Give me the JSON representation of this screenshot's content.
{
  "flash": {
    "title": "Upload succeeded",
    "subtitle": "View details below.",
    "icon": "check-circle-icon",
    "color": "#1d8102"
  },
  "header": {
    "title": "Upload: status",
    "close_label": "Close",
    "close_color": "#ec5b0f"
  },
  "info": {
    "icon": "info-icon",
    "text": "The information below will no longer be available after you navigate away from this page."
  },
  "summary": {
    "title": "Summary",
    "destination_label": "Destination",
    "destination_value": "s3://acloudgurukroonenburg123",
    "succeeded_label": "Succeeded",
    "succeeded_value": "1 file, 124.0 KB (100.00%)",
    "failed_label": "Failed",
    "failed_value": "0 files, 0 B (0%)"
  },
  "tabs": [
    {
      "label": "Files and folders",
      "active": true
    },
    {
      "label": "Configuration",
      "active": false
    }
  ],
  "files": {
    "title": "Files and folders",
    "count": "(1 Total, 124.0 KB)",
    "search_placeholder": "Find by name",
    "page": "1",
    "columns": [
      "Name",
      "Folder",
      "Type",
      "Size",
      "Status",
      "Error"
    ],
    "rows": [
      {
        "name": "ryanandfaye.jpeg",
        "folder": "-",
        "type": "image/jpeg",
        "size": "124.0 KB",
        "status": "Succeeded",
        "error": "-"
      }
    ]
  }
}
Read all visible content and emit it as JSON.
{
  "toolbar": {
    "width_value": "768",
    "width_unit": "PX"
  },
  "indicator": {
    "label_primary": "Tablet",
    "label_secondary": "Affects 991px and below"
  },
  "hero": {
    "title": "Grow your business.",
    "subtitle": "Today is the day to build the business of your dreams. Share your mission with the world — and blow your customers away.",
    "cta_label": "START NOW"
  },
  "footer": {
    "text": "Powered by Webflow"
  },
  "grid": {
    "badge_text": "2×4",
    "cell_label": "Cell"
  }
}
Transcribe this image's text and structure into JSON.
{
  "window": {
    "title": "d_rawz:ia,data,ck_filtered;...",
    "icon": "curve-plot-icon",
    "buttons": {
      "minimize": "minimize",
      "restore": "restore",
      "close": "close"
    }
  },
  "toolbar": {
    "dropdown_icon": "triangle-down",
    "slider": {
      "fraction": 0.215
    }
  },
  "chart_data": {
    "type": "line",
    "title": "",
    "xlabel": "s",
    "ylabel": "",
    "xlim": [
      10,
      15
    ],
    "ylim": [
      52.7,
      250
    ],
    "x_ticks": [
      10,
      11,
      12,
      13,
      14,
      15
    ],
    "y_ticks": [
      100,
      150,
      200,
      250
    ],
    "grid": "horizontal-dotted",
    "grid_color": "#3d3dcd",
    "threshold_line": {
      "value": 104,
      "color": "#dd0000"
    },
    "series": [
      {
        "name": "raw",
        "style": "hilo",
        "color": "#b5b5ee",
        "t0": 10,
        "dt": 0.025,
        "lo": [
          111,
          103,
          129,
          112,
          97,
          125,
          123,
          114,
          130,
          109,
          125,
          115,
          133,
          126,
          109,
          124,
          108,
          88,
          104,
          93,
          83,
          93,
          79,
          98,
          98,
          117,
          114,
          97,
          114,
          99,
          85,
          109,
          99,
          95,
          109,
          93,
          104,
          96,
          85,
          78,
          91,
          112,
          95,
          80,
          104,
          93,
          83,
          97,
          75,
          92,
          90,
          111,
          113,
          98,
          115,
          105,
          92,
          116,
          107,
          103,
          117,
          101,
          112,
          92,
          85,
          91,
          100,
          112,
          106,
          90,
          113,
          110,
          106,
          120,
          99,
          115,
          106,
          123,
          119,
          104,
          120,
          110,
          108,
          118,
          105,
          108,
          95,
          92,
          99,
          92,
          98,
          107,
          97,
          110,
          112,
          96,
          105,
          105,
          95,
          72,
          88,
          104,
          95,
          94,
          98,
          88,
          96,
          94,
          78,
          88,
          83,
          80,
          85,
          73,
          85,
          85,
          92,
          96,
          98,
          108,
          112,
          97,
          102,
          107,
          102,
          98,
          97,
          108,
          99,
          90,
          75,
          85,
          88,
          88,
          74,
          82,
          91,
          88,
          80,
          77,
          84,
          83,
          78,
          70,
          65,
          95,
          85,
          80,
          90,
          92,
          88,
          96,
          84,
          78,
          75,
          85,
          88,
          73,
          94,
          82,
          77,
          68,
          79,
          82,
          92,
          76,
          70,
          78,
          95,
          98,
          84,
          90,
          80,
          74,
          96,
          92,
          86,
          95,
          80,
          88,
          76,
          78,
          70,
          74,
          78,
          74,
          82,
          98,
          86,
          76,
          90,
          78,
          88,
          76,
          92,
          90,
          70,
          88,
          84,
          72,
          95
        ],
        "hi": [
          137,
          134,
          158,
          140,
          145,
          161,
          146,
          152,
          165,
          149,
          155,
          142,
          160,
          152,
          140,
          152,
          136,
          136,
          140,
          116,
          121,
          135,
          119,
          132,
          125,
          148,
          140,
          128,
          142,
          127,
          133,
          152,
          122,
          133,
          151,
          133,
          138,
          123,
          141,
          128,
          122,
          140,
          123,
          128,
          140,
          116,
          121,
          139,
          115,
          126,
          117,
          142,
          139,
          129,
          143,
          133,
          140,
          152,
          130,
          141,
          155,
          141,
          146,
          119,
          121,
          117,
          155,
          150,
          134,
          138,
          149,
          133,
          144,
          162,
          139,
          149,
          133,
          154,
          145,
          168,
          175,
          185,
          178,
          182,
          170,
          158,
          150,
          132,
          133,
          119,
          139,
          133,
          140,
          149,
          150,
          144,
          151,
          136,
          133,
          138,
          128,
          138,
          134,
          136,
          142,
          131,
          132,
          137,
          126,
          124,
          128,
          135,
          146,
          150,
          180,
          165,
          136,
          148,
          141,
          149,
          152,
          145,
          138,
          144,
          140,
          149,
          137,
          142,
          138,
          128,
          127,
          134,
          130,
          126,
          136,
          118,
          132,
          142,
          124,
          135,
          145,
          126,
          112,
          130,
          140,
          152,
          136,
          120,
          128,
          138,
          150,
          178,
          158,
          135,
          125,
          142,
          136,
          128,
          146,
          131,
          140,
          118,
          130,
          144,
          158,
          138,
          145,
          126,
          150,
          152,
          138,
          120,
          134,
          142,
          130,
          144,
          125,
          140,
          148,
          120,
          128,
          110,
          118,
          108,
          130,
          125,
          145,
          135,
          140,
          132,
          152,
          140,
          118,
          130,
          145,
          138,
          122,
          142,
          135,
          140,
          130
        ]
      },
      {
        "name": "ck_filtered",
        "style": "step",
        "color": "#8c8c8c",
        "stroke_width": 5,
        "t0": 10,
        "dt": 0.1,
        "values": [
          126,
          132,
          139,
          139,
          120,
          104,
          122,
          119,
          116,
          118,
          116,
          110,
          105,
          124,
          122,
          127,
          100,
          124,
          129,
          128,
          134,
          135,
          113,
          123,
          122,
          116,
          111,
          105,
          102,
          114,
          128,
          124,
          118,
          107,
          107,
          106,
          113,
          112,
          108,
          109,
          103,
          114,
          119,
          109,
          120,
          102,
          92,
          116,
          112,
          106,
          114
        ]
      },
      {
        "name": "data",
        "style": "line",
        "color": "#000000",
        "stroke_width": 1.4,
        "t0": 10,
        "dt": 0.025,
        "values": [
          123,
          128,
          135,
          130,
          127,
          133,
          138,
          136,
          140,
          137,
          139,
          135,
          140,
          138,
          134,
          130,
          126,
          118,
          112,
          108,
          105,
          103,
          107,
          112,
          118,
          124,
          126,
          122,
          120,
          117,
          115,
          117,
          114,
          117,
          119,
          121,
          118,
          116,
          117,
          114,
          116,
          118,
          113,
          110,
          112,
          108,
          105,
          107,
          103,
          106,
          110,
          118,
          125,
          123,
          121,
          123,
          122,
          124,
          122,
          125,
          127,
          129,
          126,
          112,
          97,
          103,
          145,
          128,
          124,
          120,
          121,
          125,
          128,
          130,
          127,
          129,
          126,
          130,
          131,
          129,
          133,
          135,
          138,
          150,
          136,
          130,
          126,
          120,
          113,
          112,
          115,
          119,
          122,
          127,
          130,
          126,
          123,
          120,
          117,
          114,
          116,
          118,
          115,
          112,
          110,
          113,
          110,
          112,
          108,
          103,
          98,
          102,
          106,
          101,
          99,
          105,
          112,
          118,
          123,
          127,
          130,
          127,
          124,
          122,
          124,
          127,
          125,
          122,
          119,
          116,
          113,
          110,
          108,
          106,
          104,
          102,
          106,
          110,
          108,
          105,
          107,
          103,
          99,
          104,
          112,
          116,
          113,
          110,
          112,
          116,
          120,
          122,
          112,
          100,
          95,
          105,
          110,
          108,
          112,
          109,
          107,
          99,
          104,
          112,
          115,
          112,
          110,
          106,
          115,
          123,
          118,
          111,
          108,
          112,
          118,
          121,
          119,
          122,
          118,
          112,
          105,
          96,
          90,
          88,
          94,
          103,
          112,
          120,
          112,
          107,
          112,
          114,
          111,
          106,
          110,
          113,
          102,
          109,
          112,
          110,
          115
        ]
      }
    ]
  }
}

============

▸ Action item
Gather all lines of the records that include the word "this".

▸ Reply to the exercise
Give me the JSON representation of this screenshot's content.
    "text": "The information below will no longer be available after you navigate away from this page."
Transcribe this image's text and structure into JSON.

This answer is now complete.